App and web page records
=== Begin Enclosure ===

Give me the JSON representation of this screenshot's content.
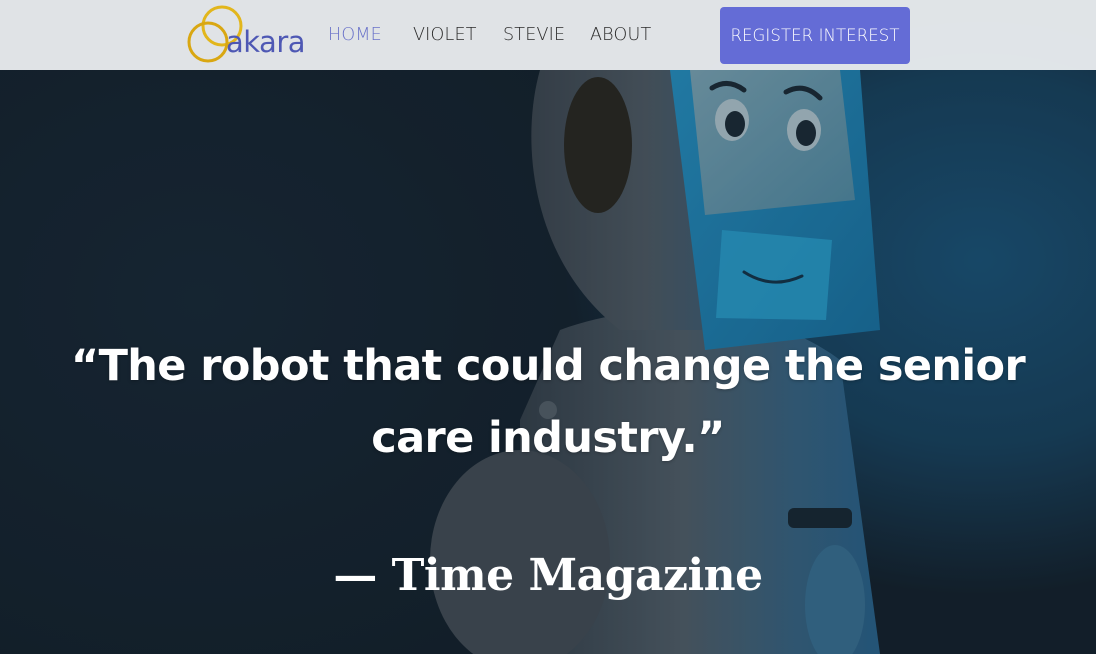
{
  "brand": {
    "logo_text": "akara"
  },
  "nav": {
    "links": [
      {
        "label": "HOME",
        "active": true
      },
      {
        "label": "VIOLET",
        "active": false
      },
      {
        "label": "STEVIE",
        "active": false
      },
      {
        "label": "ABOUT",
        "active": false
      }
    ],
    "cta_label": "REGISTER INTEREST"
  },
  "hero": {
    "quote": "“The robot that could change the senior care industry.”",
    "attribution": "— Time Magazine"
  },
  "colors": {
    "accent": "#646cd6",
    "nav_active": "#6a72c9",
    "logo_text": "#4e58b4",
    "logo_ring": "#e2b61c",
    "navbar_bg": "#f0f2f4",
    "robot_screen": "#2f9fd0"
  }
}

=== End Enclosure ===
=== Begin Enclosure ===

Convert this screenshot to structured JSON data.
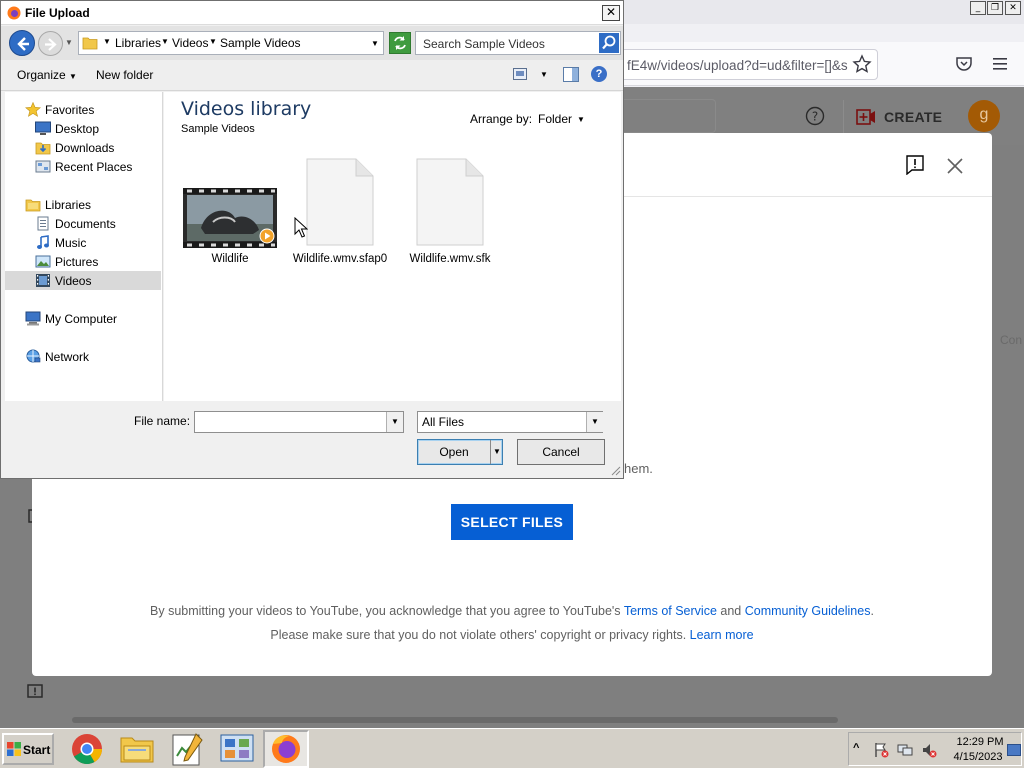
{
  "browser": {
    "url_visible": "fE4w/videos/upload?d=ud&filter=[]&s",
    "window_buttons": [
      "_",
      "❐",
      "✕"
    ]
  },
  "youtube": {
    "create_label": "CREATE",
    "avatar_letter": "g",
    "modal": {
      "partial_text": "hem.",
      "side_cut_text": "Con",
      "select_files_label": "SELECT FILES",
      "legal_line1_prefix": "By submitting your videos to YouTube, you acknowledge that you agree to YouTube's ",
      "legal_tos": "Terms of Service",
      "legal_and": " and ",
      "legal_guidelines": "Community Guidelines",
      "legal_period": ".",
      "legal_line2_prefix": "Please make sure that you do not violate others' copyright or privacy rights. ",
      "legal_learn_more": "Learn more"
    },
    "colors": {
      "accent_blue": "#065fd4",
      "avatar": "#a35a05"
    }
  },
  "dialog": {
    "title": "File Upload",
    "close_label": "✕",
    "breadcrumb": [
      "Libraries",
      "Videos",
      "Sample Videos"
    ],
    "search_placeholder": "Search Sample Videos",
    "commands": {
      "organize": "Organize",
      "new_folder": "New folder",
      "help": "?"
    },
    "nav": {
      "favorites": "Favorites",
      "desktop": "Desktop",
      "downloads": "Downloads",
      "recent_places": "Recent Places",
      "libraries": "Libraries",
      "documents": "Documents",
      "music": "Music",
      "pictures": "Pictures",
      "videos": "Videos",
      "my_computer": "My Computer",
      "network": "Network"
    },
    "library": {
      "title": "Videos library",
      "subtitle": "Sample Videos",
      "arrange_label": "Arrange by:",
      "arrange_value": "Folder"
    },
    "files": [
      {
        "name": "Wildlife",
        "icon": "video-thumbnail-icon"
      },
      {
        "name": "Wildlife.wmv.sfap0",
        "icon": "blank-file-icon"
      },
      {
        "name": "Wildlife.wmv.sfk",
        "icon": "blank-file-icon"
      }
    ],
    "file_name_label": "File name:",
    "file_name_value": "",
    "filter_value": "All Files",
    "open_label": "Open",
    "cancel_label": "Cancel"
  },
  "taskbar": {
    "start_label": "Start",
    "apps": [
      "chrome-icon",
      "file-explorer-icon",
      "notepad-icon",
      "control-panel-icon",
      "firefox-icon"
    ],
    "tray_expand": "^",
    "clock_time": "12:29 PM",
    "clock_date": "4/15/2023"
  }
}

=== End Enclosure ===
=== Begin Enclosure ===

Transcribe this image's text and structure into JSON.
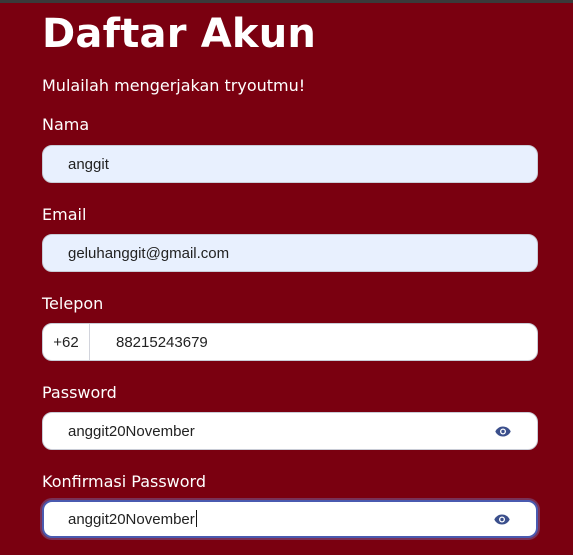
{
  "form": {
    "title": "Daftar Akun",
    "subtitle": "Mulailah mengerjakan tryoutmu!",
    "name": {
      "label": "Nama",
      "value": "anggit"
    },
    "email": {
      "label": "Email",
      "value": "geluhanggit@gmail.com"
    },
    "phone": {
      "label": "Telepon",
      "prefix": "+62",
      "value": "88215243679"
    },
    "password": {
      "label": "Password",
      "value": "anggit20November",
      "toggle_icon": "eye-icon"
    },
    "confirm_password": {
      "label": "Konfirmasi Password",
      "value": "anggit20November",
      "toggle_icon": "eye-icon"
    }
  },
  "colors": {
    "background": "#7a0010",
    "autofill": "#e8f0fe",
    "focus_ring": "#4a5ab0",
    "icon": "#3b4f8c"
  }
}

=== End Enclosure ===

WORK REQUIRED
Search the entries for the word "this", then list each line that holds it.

WRITTEN ANSWER
Give me the JSON representation of this screenshot's content.
Convert this screenshot to structured JSON data.
Transcribe this image's text and structure into JSON.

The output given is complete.